Copy every record that appears below, exactly as it stands.

Website and app data records

:::::

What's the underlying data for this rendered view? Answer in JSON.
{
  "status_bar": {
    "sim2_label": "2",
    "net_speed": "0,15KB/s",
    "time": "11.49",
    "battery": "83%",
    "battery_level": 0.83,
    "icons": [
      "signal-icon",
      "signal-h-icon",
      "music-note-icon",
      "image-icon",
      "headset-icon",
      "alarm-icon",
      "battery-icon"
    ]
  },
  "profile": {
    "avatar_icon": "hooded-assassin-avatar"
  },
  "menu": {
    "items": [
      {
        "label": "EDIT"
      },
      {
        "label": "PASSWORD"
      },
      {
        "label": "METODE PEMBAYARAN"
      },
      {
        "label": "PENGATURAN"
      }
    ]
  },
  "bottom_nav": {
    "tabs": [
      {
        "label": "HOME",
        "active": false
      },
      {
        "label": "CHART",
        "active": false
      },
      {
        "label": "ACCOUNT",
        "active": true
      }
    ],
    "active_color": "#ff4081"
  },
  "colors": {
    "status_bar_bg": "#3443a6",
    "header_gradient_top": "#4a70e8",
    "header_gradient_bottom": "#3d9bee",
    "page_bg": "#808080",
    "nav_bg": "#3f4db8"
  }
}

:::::

**Response to the exercise:**
What's the underlying data for this rendered view? Answer in JSON.
{
  "status_bar": {
    "sim2_label": "2",
    "net_speed": "0,15KB/s",
    "time": "11.49",
    "battery": "83%",
    "battery_level": 0.83,
    "icons": [
      "signal-icon",
      "signal-h-icon",
      "music-note-icon",
      "image-icon",
      "headset-icon",
      "alarm-icon",
      "battery-icon"
    ]
  },
  "profile": {
    "avatar_icon": "hooded-assassin-avatar"
  },
  "menu": {
    "items": [
      {
        "label": "EDIT"
      },
      {
        "label": "PASSWORD"
      },
      {
        "label": "METODE PEMBAYARAN"
      },
      {
        "label": "PENGATURAN"
      }
    ]
  },
  "bottom_nav": {
    "tabs": [
      {
        "label": "HOME",
        "active": false
      },
      {
        "label": "CHART",
        "active": false
      },
      {
        "label": "ACCOUNT",
        "active": true
      }
    ],
    "active_color": "#ff4081"
  },
  "colors": {
    "status_bar_bg": "#3443a6",
    "header_gradient_top": "#4a70e8",
    "header_gradient_bottom": "#3d9bee",
    "page_bg": "#808080",
    "nav_bg": "#3f4db8"
  }
}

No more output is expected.